Warner moved on to fame at Penn State and in the National Football League. He is a member of the College Football Hall of Fame.

The state’s top running back award is named in his honor.

In 1978, Ripley again hosted the Class A title game. Duval (now a part of Lincoln County) defeated Doddridge County.

Several other playoff games have been played in Ripley. And, the homestanding Vikings have even had the luxury of hosting games in which they were competing.

Memorial Stadium is quite simply one of the best the state of West Virginia has to offer.

REMEMBERING TWO GREAT VIKINGS: It saddens me to write about those passing away who left their mark as athletes here in Jackson County.

Ripley High lost two of its best in recent days.

Going to Viking basketball games as a young boy, the Ripley Health Center seemed to be a giant arena.

I loved looking at the lights, the sound of the ball bouncing off the wooden court and getting chills as the pep band played.

And, of course, the action on the court left me mesmerized. I had a lot of favorite players.

One of those was Greg Durback. Affectionately known as “Bones,” Durback was a tough player for the Vikings. He passed away recently following an extended illness at the age of 67.

In the fall of 1973, Ted Motes became the first Mr. Viking of the modern era.

During halftime ceremonies, the school had for years crowned a Miss Viking.
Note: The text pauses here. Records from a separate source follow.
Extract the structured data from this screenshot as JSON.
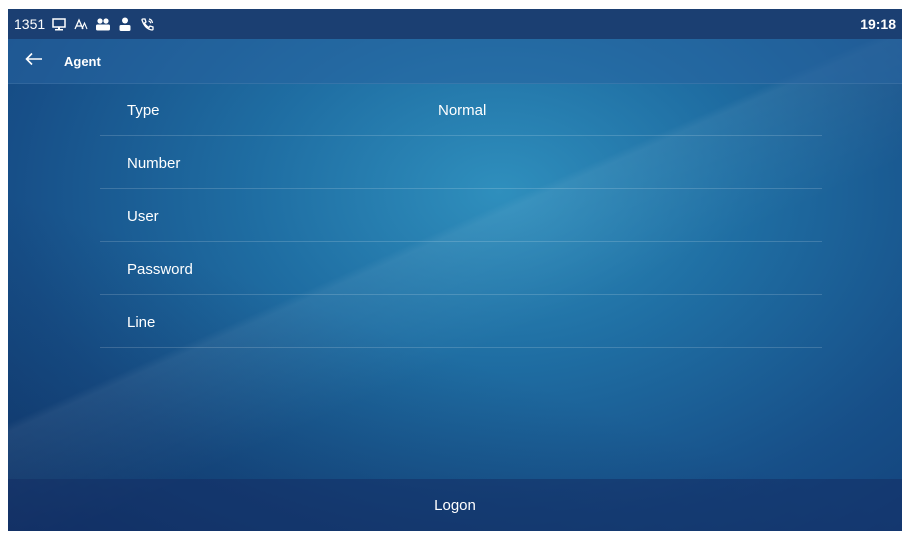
{
  "status_bar": {
    "left_text": "1351",
    "time": "19:18",
    "icons": [
      "monitor-icon",
      "text-size-icon",
      "users-icon",
      "user-icon",
      "phone-ring-icon"
    ]
  },
  "title_bar": {
    "back_icon": "arrow-left-icon",
    "title": "Agent"
  },
  "fields": [
    {
      "label": "Type",
      "value": "Normal"
    },
    {
      "label": "Number",
      "value": ""
    },
    {
      "label": "User",
      "value": ""
    },
    {
      "label": "Password",
      "value": ""
    },
    {
      "label": "Line",
      "value": ""
    }
  ],
  "logon_button": {
    "label": "Logon"
  }
}
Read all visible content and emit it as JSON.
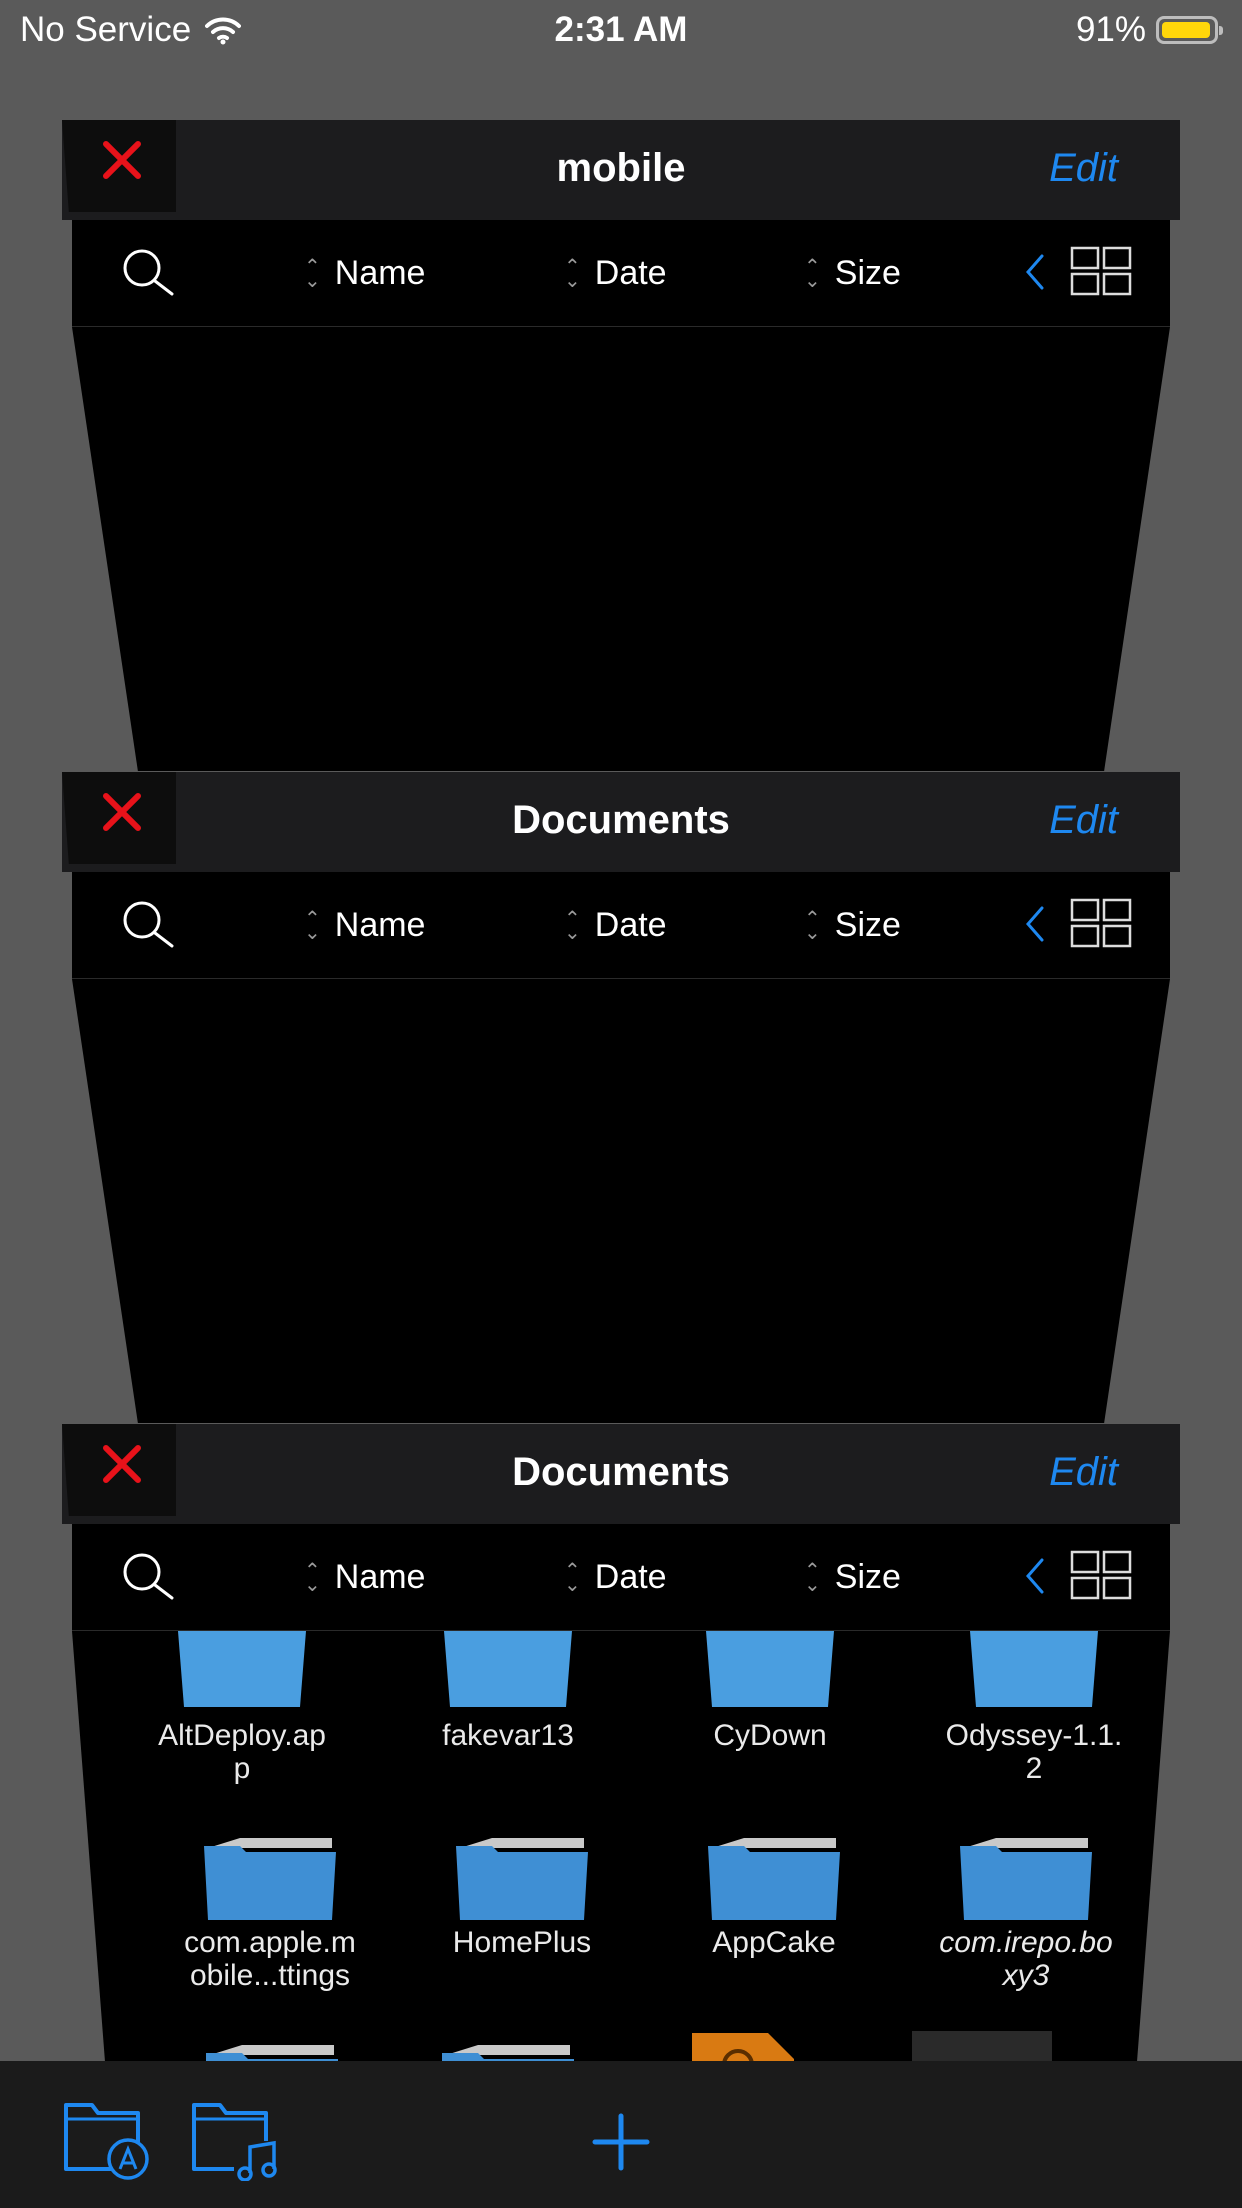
{
  "status_bar": {
    "carrier": "No Service",
    "time": "2:31 AM",
    "battery": "91%",
    "battery_level": 0.91
  },
  "windows": [
    {
      "title": "mobile",
      "edit_label": "Edit",
      "columns": [
        "Name",
        "Date",
        "Size"
      ]
    },
    {
      "title": "Documents",
      "edit_label": "Edit",
      "columns": [
        "Name",
        "Date",
        "Size"
      ]
    },
    {
      "title": "Documents",
      "edit_label": "Edit",
      "columns": [
        "Name",
        "Date",
        "Size"
      ],
      "files": [
        {
          "name": "AltDeploy.ap\np"
        },
        {
          "name": "fakevar13"
        },
        {
          "name": "CyDown"
        },
        {
          "name": "Odyssey-1.1.\n2"
        },
        {
          "name": "com.apple.m\nobile...ttings"
        },
        {
          "name": "HomePlus"
        },
        {
          "name": "AppCake"
        },
        {
          "name": "com.irepo.bo\nxy3"
        }
      ]
    }
  ],
  "colors": {
    "accent": "#1e88f0",
    "close": "#e8121a",
    "folder": "#4a9ee0",
    "battery": "#ffd60a"
  },
  "icons": {
    "close": "close-x-icon",
    "search": "search-icon",
    "sort": "sort-arrows-icon",
    "back": "chevron-left-icon",
    "grid": "grid-view-icon",
    "bottom_left": "folder-apps-icon",
    "bottom_second": "folder-music-icon",
    "bottom_center": "plus-icon"
  }
}
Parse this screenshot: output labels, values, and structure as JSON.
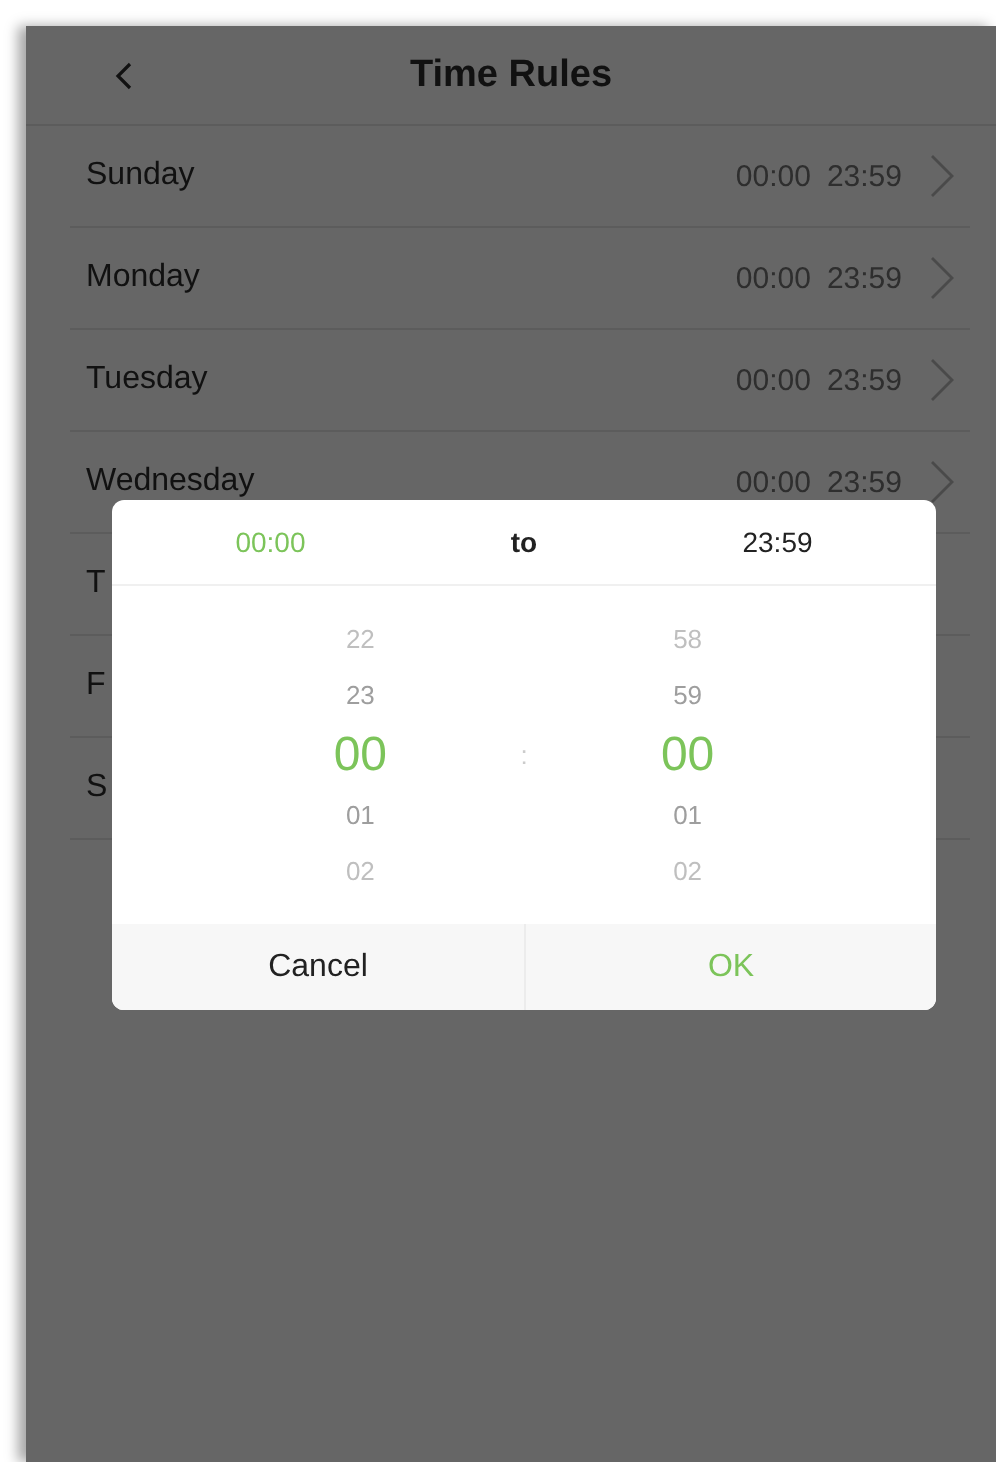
{
  "header": {
    "title": "Time Rules"
  },
  "rows": [
    {
      "day": "Sunday",
      "start": "00:00",
      "end": "23:59"
    },
    {
      "day": "Monday",
      "start": "00:00",
      "end": "23:59"
    },
    {
      "day": "Tuesday",
      "start": "00:00",
      "end": "23:59"
    },
    {
      "day": "Wednesday",
      "start": "00:00",
      "end": "23:59"
    },
    {
      "day": "T"
    },
    {
      "day": "F"
    },
    {
      "day": "S"
    }
  ],
  "dialog": {
    "range": [
      {
        "kind": "time",
        "label": "00:00",
        "selected": true
      },
      {
        "kind": "separator",
        "label": "to"
      },
      {
        "kind": "time",
        "label": "23:59",
        "selected": false
      }
    ],
    "columns": [
      {
        "items": [
          {
            "label": "22",
            "selected": false
          },
          {
            "label": "23",
            "selected": false
          },
          {
            "label": "00",
            "selected": true
          },
          {
            "label": "01",
            "selected": false
          },
          {
            "label": "02",
            "selected": false
          }
        ]
      },
      {
        "items": [
          {
            "label": "58",
            "selected": false
          },
          {
            "label": "59",
            "selected": false
          },
          {
            "label": "00",
            "selected": true
          },
          {
            "label": "01",
            "selected": false
          },
          {
            "label": "02",
            "selected": false
          }
        ]
      }
    ],
    "divider": ":",
    "buttons": [
      {
        "label": "Cancel",
        "kind": "cancel"
      },
      {
        "label": "OK",
        "kind": "confirm"
      }
    ]
  }
}
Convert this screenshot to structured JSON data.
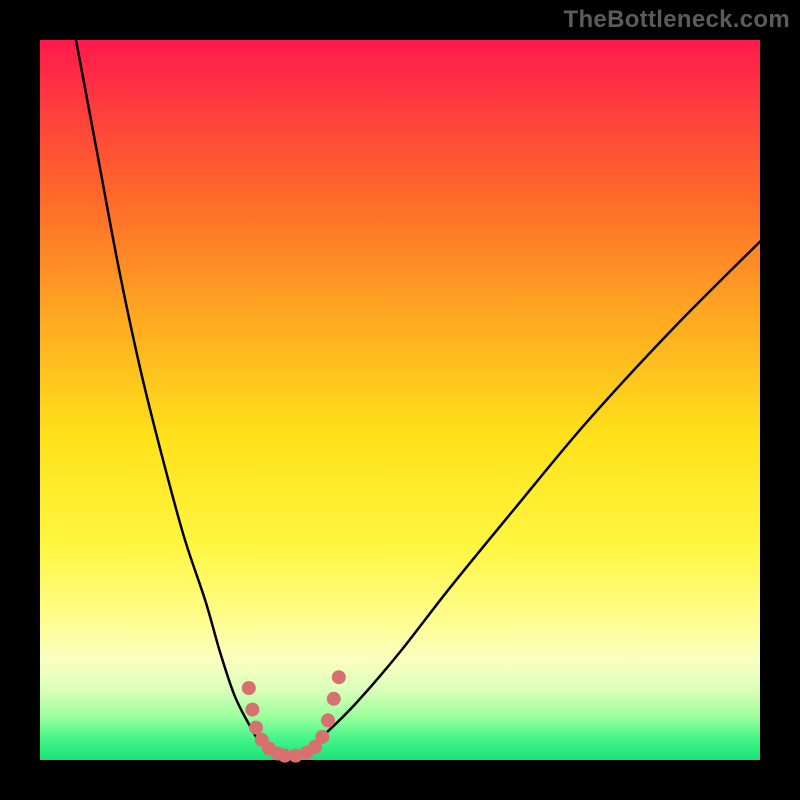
{
  "watermark": "TheBottleneck.com",
  "chart_data": {
    "type": "line",
    "title": "",
    "xlabel": "",
    "ylabel": "",
    "xlim": [
      0,
      100
    ],
    "ylim": [
      0,
      100
    ],
    "grid": false,
    "legend": false,
    "background_gradient": {
      "top": "#ff1a4d",
      "mid": "#ffe11a",
      "bottom": "#18e37a"
    },
    "series": [
      {
        "name": "left-curve",
        "description": "steep descending curve from upper-left to bottom valley",
        "x": [
          5,
          8,
          11,
          14,
          17,
          20,
          23,
          25,
          27,
          29,
          30.5,
          32,
          33.5
        ],
        "y": [
          100,
          84,
          68,
          54,
          42,
          31,
          22,
          15,
          9,
          5,
          2.5,
          1.2,
          0.5
        ]
      },
      {
        "name": "right-curve",
        "description": "curve rising from bottom valley toward upper-right",
        "x": [
          35,
          37,
          40,
          44,
          50,
          57,
          66,
          76,
          88,
          100
        ],
        "y": [
          0.5,
          1.5,
          4,
          8,
          15,
          24,
          35,
          47,
          60,
          72
        ]
      }
    ],
    "markers": {
      "name": "valley-markers",
      "color": "#d6716f",
      "description": "cluster of pink dots near curve minimum forming a U-shape",
      "points": [
        {
          "x": 29.0,
          "y": 10.0,
          "r": 7
        },
        {
          "x": 29.5,
          "y": 7.0,
          "r": 7
        },
        {
          "x": 30.0,
          "y": 4.5,
          "r": 7
        },
        {
          "x": 30.8,
          "y": 2.8,
          "r": 7
        },
        {
          "x": 31.8,
          "y": 1.6,
          "r": 7
        },
        {
          "x": 33.0,
          "y": 0.9,
          "r": 7
        },
        {
          "x": 34.0,
          "y": 0.6,
          "r": 7
        },
        {
          "x": 35.5,
          "y": 0.6,
          "r": 7
        },
        {
          "x": 37.0,
          "y": 1.0,
          "r": 7
        },
        {
          "x": 38.2,
          "y": 1.8,
          "r": 7
        },
        {
          "x": 39.2,
          "y": 3.2,
          "r": 7
        },
        {
          "x": 40.0,
          "y": 5.5,
          "r": 7
        },
        {
          "x": 40.8,
          "y": 8.5,
          "r": 7
        },
        {
          "x": 41.5,
          "y": 11.5,
          "r": 7
        }
      ]
    }
  }
}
But only once prior to '73 had there been a Mr. Viking recognized.

Motes was a low-key individual who certainly didn’t enjoy all the recognition that came with it, but he handled it with class and dignity.

He excelled in football, wrestling and baseball at Ripley. Motes, who died recently after a long illness at age 65, enjoyed a lineman's dream in a game against old Montgomery High School during his playing days. He recovered not one, but two fumbles in the end zone for touchdowns.

Durback and Motes lived and worked in Jackson County during their adult lives.

Durback spent many years with the City of Ripley while Motes was a popular area dentist.

These two will be tremendously missed by their loving families and countless friends.

RIP to both as they enter the blue and white Heavens above.